I was invited for the pre-release screening of the film “SCULP_SONHOS” at The Institute of Cinema and Audiovisual  on 30 January of 2020; this 75 minutes long film was made to be seen as an installation at the International Museum of Contemporary Sculpture of Santo Tirso . This is the first of a two-part project that will culminate with a science fiction movie. Before I talk about my experience of watching the installation film here’s some pertinent information about the project, taken from the official website :
<<SCULP is a cinematographic piece created by Joaquim Pavão  around the sculptures contained in the collection of the International Museum of Contemporary Sculpture – MIEC.
SCULP shows a dystopian world, where humans fight for survival on Earth and most people’s free will has been replaced by “the right will”, as defined by a small group of individuals and communicated to each person through an algorithmically generated voice.
Two cinematographic pieces to be enjoyed in different ways.
The result of a MIEC commission and destined to museum-goers, SCULP_SONHOS may be viewed from beginning to end, as well as stopped, interpolated or restarted at any point. It works much like a book of poetry, that can be randomly opened on any page in order to read one passage at a time. Every scene has its own life and force, and all of them together are like cells making up a dystopian body. There are references to the fictional universe put forward in the feature-length film, short dialogues, and monologues that suggest rather than explain. Here, more important than the narrative is the power to challenge viewers through suggestions and feelings of disquiet.
SCULP is a feature-length film to be distributed through national and international movie theaters, as well as other distribution channels. Aiming at a wider audience, the film tells the story of the inhabitants of a survival system, created by humans in an apocalyptic situation, in which free will has been replaced by a universal “right will”. The settings are mostly at the MIEC, although other places were chosen for filming.>>
I really enjoyed the eerie and strange vibe in the film “SCULP_SONHOS”. The images are strong and carefully ‘constructed’: the director was present at the preview of the film and used the analogy of Lego building blocks. The music was interesting and an aid for the disconcerting atmosphere the director wanted to convey. The film was not made to be seen in a theater room, even a small one such as the one I saw it, but that didn’t diminish the experience.

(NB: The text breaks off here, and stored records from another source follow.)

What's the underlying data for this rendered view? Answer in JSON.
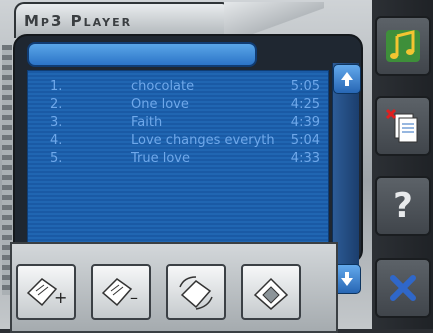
{
  "app": {
    "title": "Mp3 Player"
  },
  "playlist": {
    "tracks": [
      {
        "num": "1.",
        "title": "chocolate",
        "time": "5:05"
      },
      {
        "num": "2.",
        "title": "One love",
        "time": "4:25"
      },
      {
        "num": "3.",
        "title": "Faith",
        "time": "4:39"
      },
      {
        "num": "4.",
        "title": "Love changes everyth",
        "time": "5:04"
      },
      {
        "num": "5.",
        "title": "True love",
        "time": "4:33"
      }
    ]
  },
  "side_buttons": [
    {
      "icon": "music-note-icon"
    },
    {
      "icon": "delete-files-icon"
    },
    {
      "label": "?",
      "icon": "help-icon"
    },
    {
      "icon": "close-x-icon"
    }
  ],
  "toolbar": {
    "add_icon": "add-file-icon",
    "remove_icon": "remove-file-icon",
    "reorder_icon": "rotate-file-icon",
    "save_icon": "save-disk-icon"
  },
  "colors": {
    "accent": "#2066b2",
    "text": "#6fa8ea"
  }
}
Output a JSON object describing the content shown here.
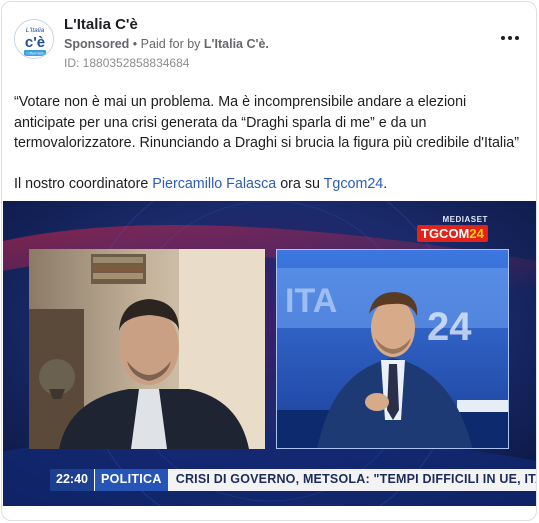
{
  "post": {
    "page_name": "L'Italia C'è",
    "sponsored_label": "Sponsored",
    "separator": "•",
    "paid_for_prefix": "Paid for by",
    "paid_for_name": "L'Italia C'è.",
    "ad_id": "ID: 1880352858834684",
    "avatar_logo": {
      "line1": "L'Italia",
      "line2": "c'è",
      "line3": "i riformisti"
    },
    "more_icon": "more-horizontal-icon"
  },
  "body": {
    "line1": "“Votare non è mai un problema. Ma è incomprensibile andare a elezioni anticipate per una crisi generata da “Draghi sparla di me” e da un termovalorizzatore. Rinunciando a Draghi si brucia la figura più credibile d'Italia”",
    "line2_prefix": "Il nostro coordinatore ",
    "line2_link1": "Piercamillo Falasca",
    "line2_middle": " ora su ",
    "line2_link2": "Tgcom24",
    "line2_suffix": "."
  },
  "media": {
    "broadcaster_small": "MEDIASET",
    "broadcaster_logo_a": "TGCOM",
    "broadcaster_logo_b": "24",
    "ticker_time": "22:40",
    "ticker_section": "POLITICA",
    "ticker_headline": "CRISI DI GOVERNO, METSOLA: \"TEMPI DIFFICILI IN UE, ITALIA MANTENGA LEADERSHIP\""
  },
  "colors": {
    "link": "#2d5bb9",
    "ticker_time_bg": "#1d3f8f",
    "ticker_section_bg": "#2755b5",
    "tgcom_red": "#e2231a"
  }
}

Being a film for museum context I guess that it would be better if the length was shorter and that the sequences between scenes were simply black and not the high-tech animated interface (this detail will be changed for the final version).
60 minutes is a bit too long; some of the sequences could be cut in order of taking out some dispensable repetition. The voice-over, in my opinion, is not necessary. This is a different product from the more narrative second part of the project, the sci-fi film that, as the director said, is mostly finished but needs funds. The production will end in 2021 and the goal is to exhibit the film on the commercial circuit. If I understood correctly the director aims to create a much different film from the one I saw – “SCULP_SONHOS” –, more oneiric, experimental, theatrical, with a video clip aesthetic at times.
“SCULP_SONHOS” shows us two different kinds of people, the ones living in the system and the ones living outside the system, in the mud. The ones living in the system live longer but seem to live in an artificial environment with no natural light, inside a building with water vats where they immerse themselves. The ‘mud people’ seem primitive and aggressive. These characters, shown at the beginning and at the end of the film, and the ever-present mud reminded me of an unorthodox sci-fi Russian movie called “Hard to Be a God” (2013).
The dream sequences of “SCULP_SONHOS” are powerful sequences that would be much more powerful if a choreographer had meticulously designed the actions of the actors, who had wonderful figurines. The Wim Wenders movie “Pina” (2011) comes to mind. The dream sequences had many themes but the overall concepts were birth (seen when a kind of Venus of Willendorf gives birth to a matured man), sex and shame, gluttony, and separation. The Production Manager/ Stage Director and Manager had the amiability to share with me the chosen themes for the seven dreams: be born; eat; play; contemplate; built; procreate; die.
I highly recommend a visit to the Santo Tirso museum, home to one of the biggest collections of contemporary sculptures in Europe, “a landmark in the international art scene”.
7 February 2020 onwards, the film “SCULP_SONHOS” will be available for the visitors at the MIEC. For more information about this project, you can also visit the Facebook page .